This week, I finished The Baltimore Rowhouse, by Mary Ellen Hayward and Charles Belfoure, which traces the development of the rowhouse from its English origins on up through the present day. Many cities have certain architectural types -- New York is a city of apartments, Chicago a city of three-flats, and Los Angeles a city of bungalows -- but the rowhouse, more than any other typology, has come to define the architectural, social, and economic fabric of Baltimore.

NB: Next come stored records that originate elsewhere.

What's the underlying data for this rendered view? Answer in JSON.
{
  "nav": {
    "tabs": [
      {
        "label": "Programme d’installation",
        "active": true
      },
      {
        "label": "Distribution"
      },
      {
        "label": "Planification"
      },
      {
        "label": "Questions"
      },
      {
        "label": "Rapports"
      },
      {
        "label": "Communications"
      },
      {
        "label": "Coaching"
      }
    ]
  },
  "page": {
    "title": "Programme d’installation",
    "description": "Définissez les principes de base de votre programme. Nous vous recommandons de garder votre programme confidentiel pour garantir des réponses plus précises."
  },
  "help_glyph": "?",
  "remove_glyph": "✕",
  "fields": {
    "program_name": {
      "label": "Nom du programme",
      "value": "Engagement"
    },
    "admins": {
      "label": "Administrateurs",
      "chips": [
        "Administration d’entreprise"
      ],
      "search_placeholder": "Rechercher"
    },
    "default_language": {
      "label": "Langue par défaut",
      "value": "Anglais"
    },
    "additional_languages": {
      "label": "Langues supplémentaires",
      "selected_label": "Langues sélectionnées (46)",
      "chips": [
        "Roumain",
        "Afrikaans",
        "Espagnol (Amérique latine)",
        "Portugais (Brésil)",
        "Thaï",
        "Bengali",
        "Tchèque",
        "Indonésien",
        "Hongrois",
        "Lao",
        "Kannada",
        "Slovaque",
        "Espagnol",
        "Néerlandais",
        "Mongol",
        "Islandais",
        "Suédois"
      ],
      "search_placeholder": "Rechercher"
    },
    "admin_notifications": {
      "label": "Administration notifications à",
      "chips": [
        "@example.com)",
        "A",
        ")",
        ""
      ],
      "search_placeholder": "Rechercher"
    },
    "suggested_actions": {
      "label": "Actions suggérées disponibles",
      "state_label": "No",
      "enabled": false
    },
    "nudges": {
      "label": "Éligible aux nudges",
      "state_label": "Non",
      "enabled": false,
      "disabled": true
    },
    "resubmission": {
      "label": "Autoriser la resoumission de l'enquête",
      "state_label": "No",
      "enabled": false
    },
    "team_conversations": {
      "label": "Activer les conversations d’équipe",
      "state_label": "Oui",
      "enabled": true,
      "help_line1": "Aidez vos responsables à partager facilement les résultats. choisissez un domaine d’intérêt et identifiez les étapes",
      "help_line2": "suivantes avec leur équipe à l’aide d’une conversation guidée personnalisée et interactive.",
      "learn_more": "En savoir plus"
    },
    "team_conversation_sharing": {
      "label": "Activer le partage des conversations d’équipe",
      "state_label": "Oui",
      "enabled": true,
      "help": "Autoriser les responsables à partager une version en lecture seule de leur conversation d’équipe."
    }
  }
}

Rowhouse construction began in earnest in Baltimore in the 1820s. Narrow (12-14' wide) homes were packed into tight blocks in what is now downtown, the Inner Harbor, and Fells Point. Two concepts from England -- connected superblocks of housing with shared party walls and the idea of "ground rent" instead of land ownership -- spurred development. Ground rent allowed someone to own a house, but not the land it sat on, instead renting the land from a landlord into perpetuity. Ground rents, in turn, could be packaged, sold, and traded amongst landowners, a kind of early derivative investment. Much like mobile homes today, removing the cost of the land from the purchase price made houses much cheaper upfront. Built on a speculative basis, most of the houses sold to people of limited means -- sailors, shipbuilders, shopkeepers, and carpenters. Efficient use of land kept the city from expanding beyond a walkable radius, key in an era before public transportation or widespread private vehicle ownership.Read More